Grabbing Henry again, we headed to Ye Olde Mitre for one last beer in a place where Queen Elizabeth is rumored to have danced around a cherry tree. With sore feet and heads full of fresh memories, we hugged and separated once again, this time knowing only for a month. Not giving ourselves time to think, we raced off to a late night showing of The Book of Mormon and laughed until we collapsed back in bed.

So to London, the city where there always seems to be masses of people walking somewhere on the street, where there are no bins anywhere, and the subway conductors sing Christmas carols to the commuters on the platform as they remind you to watch the gap, thanks for helping me get my steps up this week. I’ll be seeing you again soon. No doubt. Definitely.

E x

A library of London

I don’t believe there is ever not a good time to travel, and leaving a Sydney summer for a European winter is no exception. Plus, for a girl who finds herself as entranced with fairy lights as I do, London leading into Christmas is a fairytale. Too busy staring up at the strings of lights floating above to navigate the streams of people falling out of buildings, cafes, and tube stations below. But ever so happy.

The first glimmer of the trip sparked from the idea to surprise his younger brother who had been living abroad for the year by turning up at the local derby at Wembley Stadium, creating a memory that floods warmth through your body – “no f#@king way” – and didn’t take much convincing from there.

So with four days in London, and an excited and unexpected tour guide, what do you do?

The first twenty-four hours were a whirlwind. Filled with surprises, station-hopping, and sub-par temperatures, we rode the high until we collapsed back in our perfectly positioned London pad. At 7.30pm – thank you, jetlag.ย  Wandering around Hyde Park’s Winter Wonderland we wasted our first few pounds on carnival games we knew we couldn’t win, and warmed our weary fingers with Bailey’s hot chocolate and good old German beer. With Mariah already filling the air, it really was beginning to feel a lot like Christmas, and with his brother back by his side I could tell he already had all he wanted.

One of the things that excites me about travel is having an excuse to eat out for as many meals as you just can’t seem to justify back home. And when we eat, we do it well. Warned about the state of coffee in the UK, our first breakfast at The Modern Pantry was very well received. The savory waffles drizzled in maple syrup and pulled pork eggs benedict definitely didn’t disappoint either. And apparently, without realising, we’d brought a taste of home back to Henry. Coffee. We even stopped for a second cuppa at Prufrock on the walk home.
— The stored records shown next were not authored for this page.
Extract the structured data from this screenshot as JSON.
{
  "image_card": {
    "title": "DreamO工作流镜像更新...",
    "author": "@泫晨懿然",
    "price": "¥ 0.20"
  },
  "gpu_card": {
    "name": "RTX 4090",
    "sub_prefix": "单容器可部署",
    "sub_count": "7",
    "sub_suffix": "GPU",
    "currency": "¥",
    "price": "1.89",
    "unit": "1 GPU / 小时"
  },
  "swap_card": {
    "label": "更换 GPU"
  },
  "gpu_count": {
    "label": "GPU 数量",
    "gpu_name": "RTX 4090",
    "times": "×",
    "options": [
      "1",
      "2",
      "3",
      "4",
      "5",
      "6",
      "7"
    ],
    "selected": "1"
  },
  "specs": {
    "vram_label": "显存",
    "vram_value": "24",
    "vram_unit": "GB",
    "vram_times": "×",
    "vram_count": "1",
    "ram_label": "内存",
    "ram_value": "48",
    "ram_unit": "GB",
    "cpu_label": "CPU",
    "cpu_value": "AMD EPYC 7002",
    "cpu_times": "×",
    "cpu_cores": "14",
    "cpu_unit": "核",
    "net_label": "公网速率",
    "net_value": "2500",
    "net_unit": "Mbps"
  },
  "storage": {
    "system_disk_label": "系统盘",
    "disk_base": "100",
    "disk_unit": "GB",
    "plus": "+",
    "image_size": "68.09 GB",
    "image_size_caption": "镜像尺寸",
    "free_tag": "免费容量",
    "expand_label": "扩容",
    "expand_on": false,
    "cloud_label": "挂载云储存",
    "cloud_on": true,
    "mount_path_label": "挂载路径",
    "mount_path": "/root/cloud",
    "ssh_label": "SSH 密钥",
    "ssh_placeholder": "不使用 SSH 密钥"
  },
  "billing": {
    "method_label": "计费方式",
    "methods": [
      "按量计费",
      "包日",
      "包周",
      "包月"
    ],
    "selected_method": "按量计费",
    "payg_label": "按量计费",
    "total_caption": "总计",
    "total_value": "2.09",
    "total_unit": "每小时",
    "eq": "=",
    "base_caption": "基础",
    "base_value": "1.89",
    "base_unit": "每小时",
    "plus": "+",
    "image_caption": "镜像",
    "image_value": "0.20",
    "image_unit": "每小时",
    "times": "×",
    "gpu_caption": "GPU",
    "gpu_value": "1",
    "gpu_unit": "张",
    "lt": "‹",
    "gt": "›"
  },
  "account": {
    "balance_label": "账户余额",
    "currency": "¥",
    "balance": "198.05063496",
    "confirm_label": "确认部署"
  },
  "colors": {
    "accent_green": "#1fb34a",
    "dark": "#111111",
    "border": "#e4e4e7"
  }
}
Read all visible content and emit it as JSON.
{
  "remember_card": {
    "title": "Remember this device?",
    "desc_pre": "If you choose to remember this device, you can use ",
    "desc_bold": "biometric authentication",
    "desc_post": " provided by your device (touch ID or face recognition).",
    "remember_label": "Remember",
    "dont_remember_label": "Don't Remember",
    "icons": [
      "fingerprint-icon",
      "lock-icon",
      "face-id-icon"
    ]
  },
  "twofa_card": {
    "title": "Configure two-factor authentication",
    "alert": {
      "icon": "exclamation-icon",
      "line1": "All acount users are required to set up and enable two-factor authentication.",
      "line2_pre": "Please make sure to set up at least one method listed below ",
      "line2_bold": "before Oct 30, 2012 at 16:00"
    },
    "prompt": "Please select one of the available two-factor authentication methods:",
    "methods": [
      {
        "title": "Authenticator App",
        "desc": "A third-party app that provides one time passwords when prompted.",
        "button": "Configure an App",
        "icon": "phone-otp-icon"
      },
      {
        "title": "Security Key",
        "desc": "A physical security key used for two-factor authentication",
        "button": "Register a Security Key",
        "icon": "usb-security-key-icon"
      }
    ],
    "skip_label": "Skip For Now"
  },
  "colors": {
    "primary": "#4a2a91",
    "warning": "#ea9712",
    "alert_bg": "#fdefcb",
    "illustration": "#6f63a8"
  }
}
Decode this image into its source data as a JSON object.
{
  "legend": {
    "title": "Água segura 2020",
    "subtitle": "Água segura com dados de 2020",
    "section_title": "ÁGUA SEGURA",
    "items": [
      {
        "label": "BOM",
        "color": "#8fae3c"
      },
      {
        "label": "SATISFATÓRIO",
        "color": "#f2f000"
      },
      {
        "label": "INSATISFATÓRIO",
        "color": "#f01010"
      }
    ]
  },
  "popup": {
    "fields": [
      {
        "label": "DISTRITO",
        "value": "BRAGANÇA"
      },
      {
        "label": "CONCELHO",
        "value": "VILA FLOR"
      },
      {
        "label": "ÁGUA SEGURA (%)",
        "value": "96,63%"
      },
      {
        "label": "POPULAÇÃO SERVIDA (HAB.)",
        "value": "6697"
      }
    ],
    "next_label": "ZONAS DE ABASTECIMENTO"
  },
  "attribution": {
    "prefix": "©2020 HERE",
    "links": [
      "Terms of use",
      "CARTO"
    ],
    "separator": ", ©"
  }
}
A stroll through the Camden Markets, where a bubble-machine from the circus shop almost had me in tears thinking it was snowing already, was followed by a proper stuffing at Southwark Tavern with a bunch of Breislin’s who we worked out, I hadn’t seen for almost ten years. Many jokes were made about putting the ‘convicts’ back in their cells (the tavern used to be a prison), and it just felt like home. Funny thing about family.

A walk along South Bank and across Millennium Bridge, we ended up watching the the setting sun trickle through the city’s shades of grey from the top story of a boutique shopping center across from St Paul’s. It pays to know people who know the city inside out. Looking at you, Viv.

Anyway, that’s enough words for now. But don’t worry, there are more to come. A whole load more. For now, have some pictures.

E x